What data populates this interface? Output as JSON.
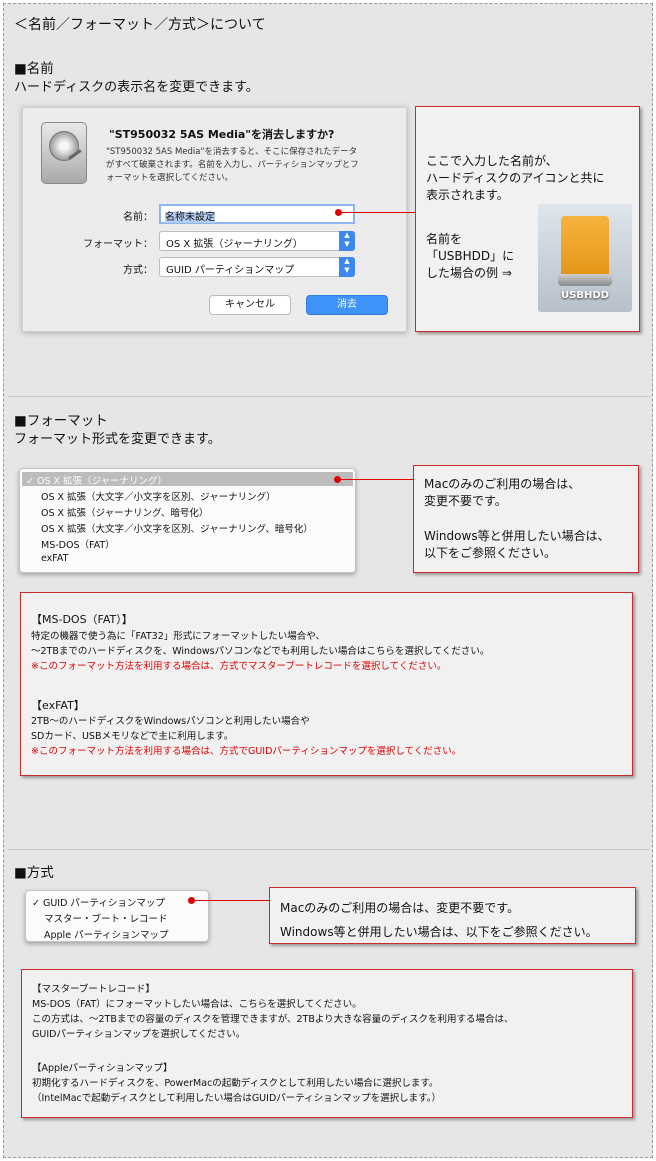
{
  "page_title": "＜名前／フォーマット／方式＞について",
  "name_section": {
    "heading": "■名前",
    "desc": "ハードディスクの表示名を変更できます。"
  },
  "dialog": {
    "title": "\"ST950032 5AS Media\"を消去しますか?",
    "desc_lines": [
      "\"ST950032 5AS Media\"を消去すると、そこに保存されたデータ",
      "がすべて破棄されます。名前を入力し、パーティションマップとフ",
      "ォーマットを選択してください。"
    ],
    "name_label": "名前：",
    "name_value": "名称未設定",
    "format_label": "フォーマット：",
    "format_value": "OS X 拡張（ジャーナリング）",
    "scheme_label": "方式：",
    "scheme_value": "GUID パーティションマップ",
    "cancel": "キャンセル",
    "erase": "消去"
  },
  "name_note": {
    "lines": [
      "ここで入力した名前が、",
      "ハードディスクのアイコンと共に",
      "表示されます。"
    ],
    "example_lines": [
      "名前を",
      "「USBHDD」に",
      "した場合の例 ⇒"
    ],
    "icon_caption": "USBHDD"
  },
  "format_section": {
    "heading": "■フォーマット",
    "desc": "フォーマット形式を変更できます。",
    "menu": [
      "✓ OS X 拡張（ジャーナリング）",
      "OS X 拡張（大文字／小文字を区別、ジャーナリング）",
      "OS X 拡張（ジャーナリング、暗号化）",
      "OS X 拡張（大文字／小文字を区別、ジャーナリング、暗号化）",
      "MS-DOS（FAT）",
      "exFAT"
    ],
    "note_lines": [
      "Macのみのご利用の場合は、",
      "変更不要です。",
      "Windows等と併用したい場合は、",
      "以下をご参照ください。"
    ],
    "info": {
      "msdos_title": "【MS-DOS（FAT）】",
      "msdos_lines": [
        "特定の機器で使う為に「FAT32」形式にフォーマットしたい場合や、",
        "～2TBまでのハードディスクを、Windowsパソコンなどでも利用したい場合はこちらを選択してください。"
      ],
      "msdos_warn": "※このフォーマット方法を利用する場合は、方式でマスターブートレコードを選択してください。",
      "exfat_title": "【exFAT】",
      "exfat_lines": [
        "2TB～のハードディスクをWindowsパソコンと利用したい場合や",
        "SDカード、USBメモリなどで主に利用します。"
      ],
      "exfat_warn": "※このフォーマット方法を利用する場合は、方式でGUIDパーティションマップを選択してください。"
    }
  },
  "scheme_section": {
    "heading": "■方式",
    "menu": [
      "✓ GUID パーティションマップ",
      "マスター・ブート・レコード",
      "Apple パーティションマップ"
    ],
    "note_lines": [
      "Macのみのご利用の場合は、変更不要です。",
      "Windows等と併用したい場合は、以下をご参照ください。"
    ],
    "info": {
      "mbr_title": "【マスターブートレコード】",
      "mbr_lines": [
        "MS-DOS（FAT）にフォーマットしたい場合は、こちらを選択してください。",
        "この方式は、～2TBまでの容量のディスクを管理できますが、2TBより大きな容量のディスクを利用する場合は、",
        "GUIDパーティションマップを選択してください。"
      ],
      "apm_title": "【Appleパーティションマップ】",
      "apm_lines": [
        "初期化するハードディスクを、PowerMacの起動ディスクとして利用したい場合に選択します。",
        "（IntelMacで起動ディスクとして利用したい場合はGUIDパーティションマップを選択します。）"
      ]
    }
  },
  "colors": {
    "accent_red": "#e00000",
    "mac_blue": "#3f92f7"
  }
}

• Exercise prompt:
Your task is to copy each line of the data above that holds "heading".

• Task response:
    "heading": "■名前",
    "heading": "■フォーマット",
    "heading": "■方式",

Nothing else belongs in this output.